A glimpse of the forest on the Bean Creek Basin trail in the Teanaway.
Enjoy these textures of the Teanaway area of the Eastern Cascade Mountains of Washington State, free for artists and graphic designers to use in your commercial and personal creative projects (with attribution, see bottom of post).
The arid Ponderosa forests of the eastern Cascade Mountains remind this California transplant of the High Eastern Sierras. My first introduction to the Teanaway area was on a plant sketching expedition, through a Mountaineers native plants class, and I was bewitched. That day, we stayed at low elevation, but I ventured up the steeper path of Bean Creek Basin the day I took these texture images. We climbed through a lush creek ravine, up a sparsely wooded Ponderosa pine forest, then broke out into a more sub-alpine community with lupine carpeting the ground.
Furrows in this Ponderosa pine bark turn dark.
Logs collect at the high tide mark at the beach at Cape Disappointment State Park.
Enjoy these textures of the Washington State coast, free for artists and graphic designers to use in your commercial and personal creative projects (with attribution, see bottom of post).

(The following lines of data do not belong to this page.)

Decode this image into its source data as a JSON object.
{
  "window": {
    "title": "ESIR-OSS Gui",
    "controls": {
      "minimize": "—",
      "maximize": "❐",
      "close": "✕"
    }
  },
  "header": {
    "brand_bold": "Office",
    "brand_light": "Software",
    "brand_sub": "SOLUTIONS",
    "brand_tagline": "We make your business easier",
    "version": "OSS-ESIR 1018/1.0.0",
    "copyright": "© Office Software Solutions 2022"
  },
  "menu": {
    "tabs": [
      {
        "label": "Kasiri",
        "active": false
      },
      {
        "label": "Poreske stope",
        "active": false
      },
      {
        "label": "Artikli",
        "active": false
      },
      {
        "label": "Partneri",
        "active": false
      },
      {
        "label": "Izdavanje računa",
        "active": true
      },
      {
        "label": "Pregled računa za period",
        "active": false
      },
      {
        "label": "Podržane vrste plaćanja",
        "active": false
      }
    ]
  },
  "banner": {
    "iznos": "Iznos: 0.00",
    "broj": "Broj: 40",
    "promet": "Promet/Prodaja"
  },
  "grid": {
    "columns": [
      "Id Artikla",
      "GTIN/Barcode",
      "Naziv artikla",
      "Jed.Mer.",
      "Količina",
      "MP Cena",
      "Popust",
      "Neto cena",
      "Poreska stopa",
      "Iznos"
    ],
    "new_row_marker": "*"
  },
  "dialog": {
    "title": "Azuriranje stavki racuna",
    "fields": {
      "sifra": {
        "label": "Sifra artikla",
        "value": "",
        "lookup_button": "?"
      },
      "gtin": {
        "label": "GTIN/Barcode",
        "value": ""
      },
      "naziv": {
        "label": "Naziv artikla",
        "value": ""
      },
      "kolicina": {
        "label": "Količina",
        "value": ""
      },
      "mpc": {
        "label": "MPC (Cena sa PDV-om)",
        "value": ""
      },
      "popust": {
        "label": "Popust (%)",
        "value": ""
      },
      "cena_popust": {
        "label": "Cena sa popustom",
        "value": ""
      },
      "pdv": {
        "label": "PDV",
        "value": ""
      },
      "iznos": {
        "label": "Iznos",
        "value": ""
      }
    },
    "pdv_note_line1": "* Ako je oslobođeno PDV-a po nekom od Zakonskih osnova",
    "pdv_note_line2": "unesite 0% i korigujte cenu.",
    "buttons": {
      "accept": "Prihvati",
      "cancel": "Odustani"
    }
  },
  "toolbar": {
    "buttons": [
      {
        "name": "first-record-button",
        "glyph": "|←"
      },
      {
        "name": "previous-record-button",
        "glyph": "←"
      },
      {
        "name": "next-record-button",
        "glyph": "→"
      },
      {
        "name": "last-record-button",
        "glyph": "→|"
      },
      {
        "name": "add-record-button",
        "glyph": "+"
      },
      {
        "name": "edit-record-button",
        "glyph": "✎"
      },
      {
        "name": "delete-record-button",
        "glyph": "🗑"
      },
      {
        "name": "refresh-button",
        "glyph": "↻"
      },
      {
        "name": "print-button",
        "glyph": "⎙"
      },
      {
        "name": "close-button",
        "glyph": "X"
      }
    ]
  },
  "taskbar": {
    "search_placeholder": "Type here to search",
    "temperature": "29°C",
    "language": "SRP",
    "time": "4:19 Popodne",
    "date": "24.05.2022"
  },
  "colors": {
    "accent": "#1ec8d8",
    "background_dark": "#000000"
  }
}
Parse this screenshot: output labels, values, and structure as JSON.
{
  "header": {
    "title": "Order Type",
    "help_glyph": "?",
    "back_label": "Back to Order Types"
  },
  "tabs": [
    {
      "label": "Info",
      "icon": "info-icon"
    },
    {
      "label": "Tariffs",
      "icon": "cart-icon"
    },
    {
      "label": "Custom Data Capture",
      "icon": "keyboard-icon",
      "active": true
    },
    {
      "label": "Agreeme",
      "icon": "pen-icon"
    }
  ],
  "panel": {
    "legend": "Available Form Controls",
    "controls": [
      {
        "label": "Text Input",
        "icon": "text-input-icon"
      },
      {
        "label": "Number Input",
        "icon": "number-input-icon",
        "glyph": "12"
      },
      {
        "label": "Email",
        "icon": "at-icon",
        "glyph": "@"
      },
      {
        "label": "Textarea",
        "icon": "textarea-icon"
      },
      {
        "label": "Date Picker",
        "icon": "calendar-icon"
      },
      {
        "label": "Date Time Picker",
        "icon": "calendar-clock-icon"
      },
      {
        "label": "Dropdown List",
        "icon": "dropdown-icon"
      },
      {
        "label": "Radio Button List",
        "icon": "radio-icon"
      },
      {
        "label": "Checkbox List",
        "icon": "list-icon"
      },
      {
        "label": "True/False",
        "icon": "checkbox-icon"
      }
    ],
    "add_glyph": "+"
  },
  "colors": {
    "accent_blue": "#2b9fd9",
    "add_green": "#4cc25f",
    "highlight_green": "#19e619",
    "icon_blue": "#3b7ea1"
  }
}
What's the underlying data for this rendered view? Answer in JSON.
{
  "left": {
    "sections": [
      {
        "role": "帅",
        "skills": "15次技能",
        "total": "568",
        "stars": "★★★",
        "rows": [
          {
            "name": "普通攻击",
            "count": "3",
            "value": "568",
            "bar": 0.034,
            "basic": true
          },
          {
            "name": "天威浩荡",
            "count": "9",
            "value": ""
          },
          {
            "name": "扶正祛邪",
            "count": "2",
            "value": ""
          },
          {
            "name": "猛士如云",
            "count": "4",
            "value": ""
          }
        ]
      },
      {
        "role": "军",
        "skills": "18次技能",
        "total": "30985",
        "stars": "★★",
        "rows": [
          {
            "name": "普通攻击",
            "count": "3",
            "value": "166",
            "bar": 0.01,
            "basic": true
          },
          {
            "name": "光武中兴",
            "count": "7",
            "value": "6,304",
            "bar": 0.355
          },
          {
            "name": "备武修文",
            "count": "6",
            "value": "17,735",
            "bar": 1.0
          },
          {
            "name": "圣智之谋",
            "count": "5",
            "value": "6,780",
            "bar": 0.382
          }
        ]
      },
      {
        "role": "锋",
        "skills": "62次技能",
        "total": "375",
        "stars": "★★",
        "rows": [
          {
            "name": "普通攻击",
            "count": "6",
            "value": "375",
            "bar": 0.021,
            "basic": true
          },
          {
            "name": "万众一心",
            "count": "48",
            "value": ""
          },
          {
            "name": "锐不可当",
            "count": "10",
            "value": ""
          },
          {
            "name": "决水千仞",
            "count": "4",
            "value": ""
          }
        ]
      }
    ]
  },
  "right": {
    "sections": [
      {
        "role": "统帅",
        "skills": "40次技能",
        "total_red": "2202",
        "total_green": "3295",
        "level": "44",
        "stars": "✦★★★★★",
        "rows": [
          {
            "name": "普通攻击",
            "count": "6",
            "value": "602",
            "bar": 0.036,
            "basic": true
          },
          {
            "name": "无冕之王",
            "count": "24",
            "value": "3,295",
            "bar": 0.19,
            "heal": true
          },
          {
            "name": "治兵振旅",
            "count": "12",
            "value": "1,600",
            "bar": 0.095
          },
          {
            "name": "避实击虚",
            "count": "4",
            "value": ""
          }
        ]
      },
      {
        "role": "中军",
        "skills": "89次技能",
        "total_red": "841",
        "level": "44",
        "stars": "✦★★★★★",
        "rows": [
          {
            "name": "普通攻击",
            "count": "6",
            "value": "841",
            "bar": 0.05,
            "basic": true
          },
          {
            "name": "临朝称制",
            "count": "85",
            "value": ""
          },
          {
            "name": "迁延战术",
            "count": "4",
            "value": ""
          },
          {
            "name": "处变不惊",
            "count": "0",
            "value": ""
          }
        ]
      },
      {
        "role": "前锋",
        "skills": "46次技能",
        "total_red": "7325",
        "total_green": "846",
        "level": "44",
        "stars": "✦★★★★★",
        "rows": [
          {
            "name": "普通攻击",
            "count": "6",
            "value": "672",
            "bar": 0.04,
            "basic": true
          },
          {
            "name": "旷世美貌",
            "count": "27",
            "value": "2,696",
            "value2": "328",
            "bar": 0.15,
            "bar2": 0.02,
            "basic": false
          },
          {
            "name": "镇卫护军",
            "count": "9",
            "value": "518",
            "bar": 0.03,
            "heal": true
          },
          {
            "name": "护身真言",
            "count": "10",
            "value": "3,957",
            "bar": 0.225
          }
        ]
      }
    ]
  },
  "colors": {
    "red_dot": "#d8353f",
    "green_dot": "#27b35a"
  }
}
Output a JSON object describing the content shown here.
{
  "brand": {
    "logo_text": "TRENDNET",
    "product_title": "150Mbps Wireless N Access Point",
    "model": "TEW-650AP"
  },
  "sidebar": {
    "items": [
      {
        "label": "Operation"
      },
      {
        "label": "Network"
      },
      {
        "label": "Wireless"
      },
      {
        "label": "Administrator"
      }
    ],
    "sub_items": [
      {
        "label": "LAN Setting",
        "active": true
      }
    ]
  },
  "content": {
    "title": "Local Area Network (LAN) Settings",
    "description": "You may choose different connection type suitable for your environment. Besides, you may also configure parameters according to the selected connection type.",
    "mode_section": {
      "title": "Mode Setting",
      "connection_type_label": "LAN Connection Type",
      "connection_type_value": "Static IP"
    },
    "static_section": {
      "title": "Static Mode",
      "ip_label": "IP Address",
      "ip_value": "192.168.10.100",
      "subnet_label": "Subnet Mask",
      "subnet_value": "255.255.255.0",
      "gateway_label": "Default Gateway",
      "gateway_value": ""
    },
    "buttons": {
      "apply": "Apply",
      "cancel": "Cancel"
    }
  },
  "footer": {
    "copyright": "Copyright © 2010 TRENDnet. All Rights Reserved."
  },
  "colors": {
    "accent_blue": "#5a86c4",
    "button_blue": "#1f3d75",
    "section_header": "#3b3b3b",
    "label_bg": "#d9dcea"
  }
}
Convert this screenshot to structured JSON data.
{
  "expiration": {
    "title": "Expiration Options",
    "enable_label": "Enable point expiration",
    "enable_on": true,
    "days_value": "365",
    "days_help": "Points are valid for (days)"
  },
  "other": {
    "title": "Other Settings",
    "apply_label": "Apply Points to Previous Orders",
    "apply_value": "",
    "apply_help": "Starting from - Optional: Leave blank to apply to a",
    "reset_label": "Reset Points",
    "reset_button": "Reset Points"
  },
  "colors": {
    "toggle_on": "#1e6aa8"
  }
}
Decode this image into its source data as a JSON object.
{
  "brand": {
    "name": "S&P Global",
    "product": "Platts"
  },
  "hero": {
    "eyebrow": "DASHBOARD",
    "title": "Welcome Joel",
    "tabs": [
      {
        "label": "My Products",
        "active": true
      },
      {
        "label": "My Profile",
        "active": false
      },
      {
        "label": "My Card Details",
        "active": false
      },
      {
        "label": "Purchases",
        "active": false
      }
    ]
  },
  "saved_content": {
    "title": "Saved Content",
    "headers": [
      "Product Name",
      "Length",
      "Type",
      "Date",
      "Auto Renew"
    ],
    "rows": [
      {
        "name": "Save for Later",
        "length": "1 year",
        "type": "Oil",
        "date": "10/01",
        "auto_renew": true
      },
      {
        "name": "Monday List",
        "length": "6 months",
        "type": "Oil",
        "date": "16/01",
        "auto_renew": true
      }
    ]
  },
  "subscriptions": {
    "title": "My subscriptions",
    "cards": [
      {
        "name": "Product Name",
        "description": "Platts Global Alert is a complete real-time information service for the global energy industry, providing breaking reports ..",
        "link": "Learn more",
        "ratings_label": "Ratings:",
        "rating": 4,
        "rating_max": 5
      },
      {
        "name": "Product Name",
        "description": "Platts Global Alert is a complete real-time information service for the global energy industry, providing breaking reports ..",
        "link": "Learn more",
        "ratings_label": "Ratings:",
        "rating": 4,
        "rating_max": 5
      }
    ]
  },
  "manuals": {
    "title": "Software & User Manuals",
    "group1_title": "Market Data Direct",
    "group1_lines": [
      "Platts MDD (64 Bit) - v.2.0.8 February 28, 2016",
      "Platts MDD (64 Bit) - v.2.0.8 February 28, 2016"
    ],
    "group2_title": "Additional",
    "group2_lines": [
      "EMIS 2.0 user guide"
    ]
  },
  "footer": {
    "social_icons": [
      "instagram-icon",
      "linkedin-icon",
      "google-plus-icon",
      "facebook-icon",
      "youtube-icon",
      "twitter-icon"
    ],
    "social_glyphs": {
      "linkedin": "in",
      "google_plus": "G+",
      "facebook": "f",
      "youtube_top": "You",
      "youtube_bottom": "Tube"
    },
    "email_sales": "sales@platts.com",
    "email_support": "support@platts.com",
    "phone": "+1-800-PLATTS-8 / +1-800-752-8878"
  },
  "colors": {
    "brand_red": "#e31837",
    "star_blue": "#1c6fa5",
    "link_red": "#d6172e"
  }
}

Washington’s Pacific coastline has sandy beaches, uncommon for those of us based in Seattle. The lapping, rising and falling water of the Pacific Ocean wears the sand into innumerable patterns: stripes, diamonds, ridges, ripples, triangles. Sand is dark, light, or mottled. Grains of different weights settle separately, forming patches of color and tone.
Waves leave an overlapping pattern on the sand in Ocean Shores, WA
So many layers of textures in the sand – tones of light and dark, faint diamonds, poetic squiggles like icing.
Subtle color variations in the sand create a visual rippling effect at Cape Disappointment State Park.
High in the mountains, it’s different. Wildflowers flourish in the cool wet air. Wood weathers to a moody gray-white, its stories writ in the scars on its skin. I’ve collected textures from the Teanaway area near Cle Elum, Denny Creek, and Snoqualmie Pass. These textural photos are free for use under a Creative Commons Attribution license (see bottom of page). Enjoy designing and creating personal or commercial work with these free textures of subalpine Washington!
Mount Rainier National Park plunges 10000 feet from the volcano’s peak, down past alpine meadows flush with flowers, to old growth forests heavy with moss and age. Here are ten bark and wildflower textures I photographed at Mount Rainier National Park for you to use in your creative projects. I’m releasing these textures under a Creative Commons Attribution License – have fun creating with the textures of one of the Pacific Northwest’s landmark parks!
Think of the Pacific Northwest and you can’t help but think of our lush forests, nurtured by heavy rainfall and year-round cool temperatures. I’ve collected a sampling of 11 native plant, forest, and bark free textures I’ve photographed in forests across western Washington State for you to use in your creative projects. I’m releasing them under a Creative Commons Attribution License – have fun creating with the textures of the northwest!